Stored entries
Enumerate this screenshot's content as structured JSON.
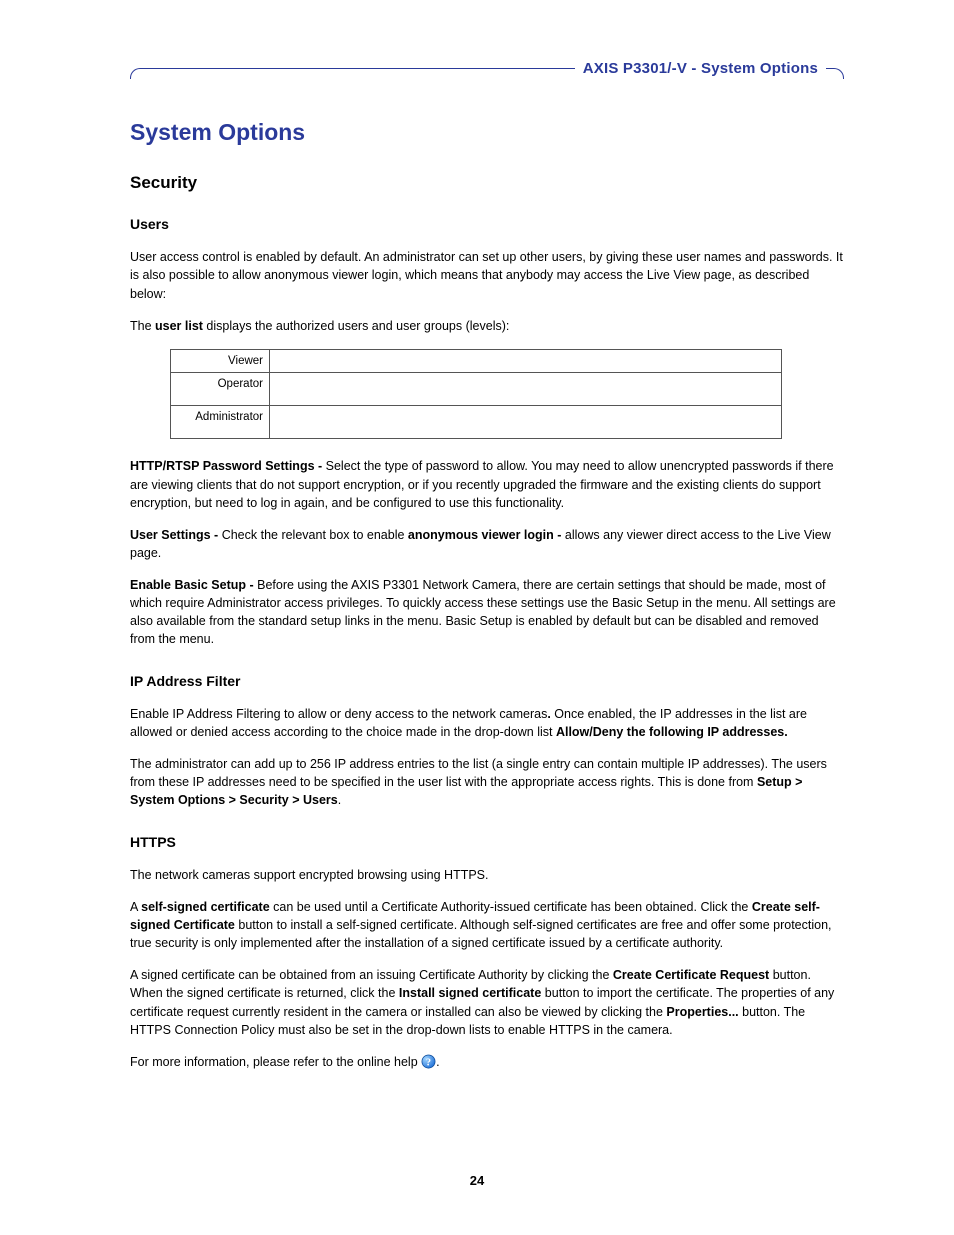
{
  "header": {
    "running_title": "AXIS P3301/-V - System Options"
  },
  "title": "System Options",
  "section_security": "Security",
  "users": {
    "heading": "Users",
    "p1": "User access control is enabled by default. An administrator can set up other users, by giving these user names and passwords. It is also possible to allow anonymous viewer login, which means that anybody may access the Live View page, as described below:",
    "p2_a": "The ",
    "p2_b": "user list",
    "p2_c": " displays the authorized users and user groups (levels):",
    "table": {
      "r1": "Viewer",
      "r2": "Operator",
      "r3": "Administrator"
    },
    "http_label": "HTTP/RTSP Password Settings - ",
    "http_text": "Select the type of password to allow. You may need to allow unencrypted passwords if there are viewing clients that do not support encryption, or if you recently upgraded the firmware and the existing clients do support encryption, but need to log in again, and be configured to use this functionality.",
    "usr_label": "User Settings - ",
    "usr_mid": "Check the relevant box to enable ",
    "usr_bold2": "anonymous viewer login - ",
    "usr_tail": "allows any viewer direct access to the Live View page.",
    "basic_label": "Enable Basic Setup - ",
    "basic_text": "Before using the AXIS P3301 Network Camera, there are certain settings that should be made, most of which require Administrator access privileges. To quickly access these settings use the Basic Setup in the menu. All settings are also available from the standard setup links in the menu. Basic Setup is enabled by default but can be disabled and removed from the menu."
  },
  "ipfilter": {
    "heading": "IP Address Filter",
    "p1_a": "Enable IP Address Filtering to allow or deny access to the network cameras",
    "p1_dot": ". ",
    "p1_b": "Once enabled, the IP addresses in the list are allowed or denied access according to the choice made in the drop-down list ",
    "p1_bold": "Allow/Deny the following IP addresses.",
    "p2_a": "The administrator can add up to 256 IP address entries to the list (a single entry can contain multiple IP addresses). The users from these IP addresses need to be specified in the user list with the appropriate access rights. This is done from ",
    "p2_bold": "Setup > System Options > Security > Users",
    "p2_tail": "."
  },
  "https": {
    "heading": "HTTPS",
    "p1": "The network cameras support encrypted browsing using HTTPS.",
    "p2_a": "A ",
    "p2_b1": "self-signed certificate",
    "p2_c": " can be used until a Certificate Authority-issued certificate has been obtained. Click the ",
    "p2_b2": "Create self-signed Certificate",
    "p2_d": " button to install a self-signed certificate. Although self-signed certificates are free and offer some protection, true security is only implemented after the installation of a signed certificate issued by a certificate authority.",
    "p3_a": "A signed certificate can be obtained from an issuing Certificate Authority by clicking the ",
    "p3_b1": "Create Certificate Request",
    "p3_b": " button. When the signed certificate is returned, click the ",
    "p3_b2": "Install signed certificate",
    "p3_c": " button to import the certificate. The properties of any certificate request currently resident in the camera or installed can also be viewed by clicking the ",
    "p3_b3": "Properties...",
    "p3_d": " button. The HTTPS Connection Policy must also be set in the drop-down lists to enable HTTPS in the camera.",
    "p4": "For more information, please refer to the online help ",
    "p4_tail": "."
  },
  "page_number": "24"
}
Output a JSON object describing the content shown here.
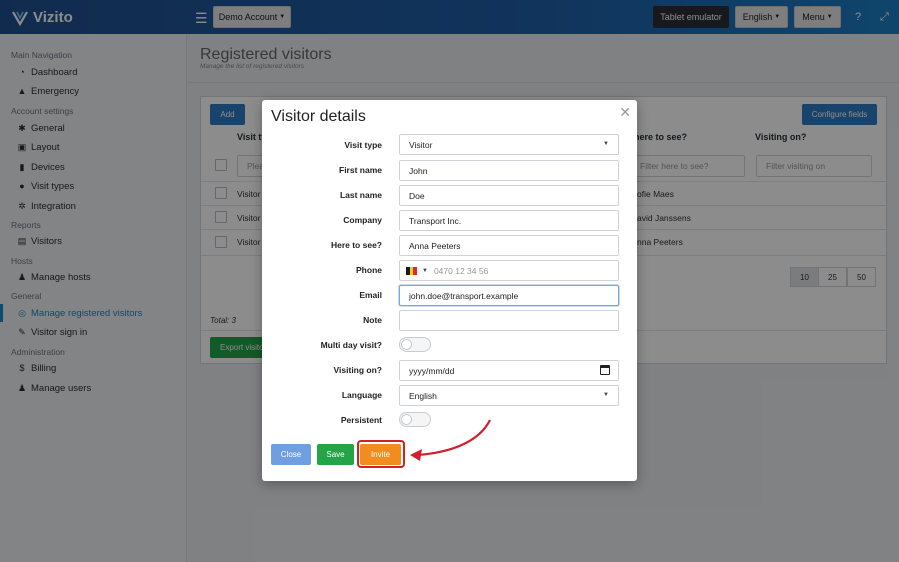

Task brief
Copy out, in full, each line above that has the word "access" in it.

Finished exercise
    "p1": "User access control is enabled by default. An administrator can set up other users, by giving these user names and passwords. It is also possible to allow anonymous viewer login, which means that anybody may access the Live View page, as described below:",
    "usr_tail": "allows any viewer direct access to the Live View page.",
    "basic_text": "Before using the AXIS P3301 Network Camera, there are certain settings that should be made, most of which require Administrator access privileges. To quickly access these settings use the Basic Setup in the menu. All settings are also available from the standard setup links in the menu. Basic Setup is enabled by default but can be disabled and removed from the menu."
    "p1_a": "Enable IP Address Filtering to allow or deny access to the network cameras",
    "p1_b": "Once enabled, the IP addresses in the list are allowed or denied access according to the choice made in the drop-down list ",
    "p2_a": "The administrator can add up to 256 IP address entries to the list (a single entry can contain multiple IP addresses). The users from these IP addresses need to be specified in the user list with the appropriate access rights. This is done from ",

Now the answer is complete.